With the groundbreaking, epic series coming to a close tonight, people are picking apart the mythology — and theology — underlying the show:
“Lost” fans have suggested a variety of theories behind the mysteries of the ABC series since it launched in 2004: alien races, secret government plots, shared dreams, purgatory.
The twisted, confusing and complicated mythology of “Lost” meant every frame and phrase had to be closely scrutinized for clues to the baffling meaning.
All of “Lost’s” secrets might not be revealed in tonight’s finale, but at least enough clues have been revealed this season that fans, experts and even the actors say the show’s storylines have been based in spiritual teachings. The primary message is that no matter what kind of life you have lived – doctor, soldier, scientist, thief – redemption is available to everyone.

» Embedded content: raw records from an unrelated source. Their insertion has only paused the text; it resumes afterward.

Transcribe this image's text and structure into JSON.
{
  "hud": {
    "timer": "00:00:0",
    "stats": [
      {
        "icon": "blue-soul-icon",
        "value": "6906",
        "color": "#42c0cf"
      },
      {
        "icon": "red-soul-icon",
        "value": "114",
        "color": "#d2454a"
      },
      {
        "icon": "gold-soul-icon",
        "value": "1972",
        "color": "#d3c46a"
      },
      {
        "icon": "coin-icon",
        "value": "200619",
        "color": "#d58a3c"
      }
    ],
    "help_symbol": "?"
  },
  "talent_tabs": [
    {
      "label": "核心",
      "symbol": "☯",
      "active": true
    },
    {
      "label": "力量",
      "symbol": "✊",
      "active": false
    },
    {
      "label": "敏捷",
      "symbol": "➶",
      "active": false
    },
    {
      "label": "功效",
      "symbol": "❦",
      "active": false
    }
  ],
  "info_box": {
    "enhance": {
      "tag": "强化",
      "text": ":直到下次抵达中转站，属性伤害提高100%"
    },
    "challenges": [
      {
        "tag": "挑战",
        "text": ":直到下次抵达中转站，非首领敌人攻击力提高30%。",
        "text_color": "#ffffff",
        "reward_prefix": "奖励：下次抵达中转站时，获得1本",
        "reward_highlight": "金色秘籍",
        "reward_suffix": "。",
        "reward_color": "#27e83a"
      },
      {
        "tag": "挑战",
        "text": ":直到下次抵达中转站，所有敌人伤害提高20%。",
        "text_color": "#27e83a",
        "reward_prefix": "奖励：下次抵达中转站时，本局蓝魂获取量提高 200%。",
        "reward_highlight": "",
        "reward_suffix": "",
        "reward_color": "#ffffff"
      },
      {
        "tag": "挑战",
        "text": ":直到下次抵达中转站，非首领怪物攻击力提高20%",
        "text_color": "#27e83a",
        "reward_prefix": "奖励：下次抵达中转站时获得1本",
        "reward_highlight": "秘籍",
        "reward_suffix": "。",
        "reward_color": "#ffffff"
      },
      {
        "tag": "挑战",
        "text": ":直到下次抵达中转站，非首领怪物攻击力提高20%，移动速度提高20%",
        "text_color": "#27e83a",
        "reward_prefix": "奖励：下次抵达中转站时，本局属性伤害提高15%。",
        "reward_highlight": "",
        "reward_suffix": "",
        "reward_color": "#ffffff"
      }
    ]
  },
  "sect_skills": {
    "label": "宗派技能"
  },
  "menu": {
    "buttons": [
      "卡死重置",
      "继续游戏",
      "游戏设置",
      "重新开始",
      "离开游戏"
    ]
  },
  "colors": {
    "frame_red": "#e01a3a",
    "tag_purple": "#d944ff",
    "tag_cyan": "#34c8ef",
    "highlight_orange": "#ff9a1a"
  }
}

The journey to find this salvation, like a modern day version of John Milton’s “Paradise Lost,” has had the flawed survivors of the crash of Oceanic Flight 815 face challenges from polar bears to atomic bombs as tests. And now that the end is here, some have seen the light while others remain in the dark.
Chris Seay, a Houston pastor, has written “The Gospel According To ‘Lost’,” a book that takes an in-depth look at the Biblical references from the show. He suggests it’s the seemingly infinite ideas, philosophies and Biblical metaphors that have made the series popular.
He stresses “Lost” hasn’t been an exact representation of the Bible, but more of a post-modern vision of events in Genesis and Exodus. Seay compares “Lost” to the writings of C.S. Lewis, who adapted Biblical teachings for his “Narnia” stories.
It won’t be clear whether “Lost” has gone by the Good Book or created a story that is a mish-mash of spiritual and philosophical ideas until after the finale. The ending could take a 90-degree turn to one of the many other theories about the show. Even if that happens, spiritual teachings have been a big influence.
“For the writers of ‘Lost,’ the Biblical narrative is a big part of the larger story. It has come into play more than philosophy, science or other religions – such as Hindu – that pop up. It dominates in a way the other themes have not,” Seay says.
Some of the narrative has been as simple as naming characters after those in the Bible, such as Jacob (Mark Pellegrino) and Aaron (played by various children). They’ve also been as complicated as the island being a parallel to the Garden of Eden.
Check out some other ideas at the link.
UPDATE: Amy Welborn has been following “Lost” a lot more closely than I, and offers some thoughts over at her blog.
When the castaways arrived on the island, they were, as Jacob described them, “alone.” They were emotionally-crippled, lost souls without any genuine human connections. But through the love and responsibility they exhibited toward each other, they were able to grow as human beings and fulfill their real natures – to move past the tragedies, mistakes and obsessions that haunted them and eventually arrive in a state of grace. In fact, there was a promo for “Lost” before this final season began that was edited to Willie Nelson singing “Amazing Grace.” For me, the lyrics in that song “I once was lost, but now am found, was blind but now I see” explains the process of what happened in the Sideways/Purgatory world and over the course of the series. Grace builds on nature. As such, the castaways became a means of each others salvation.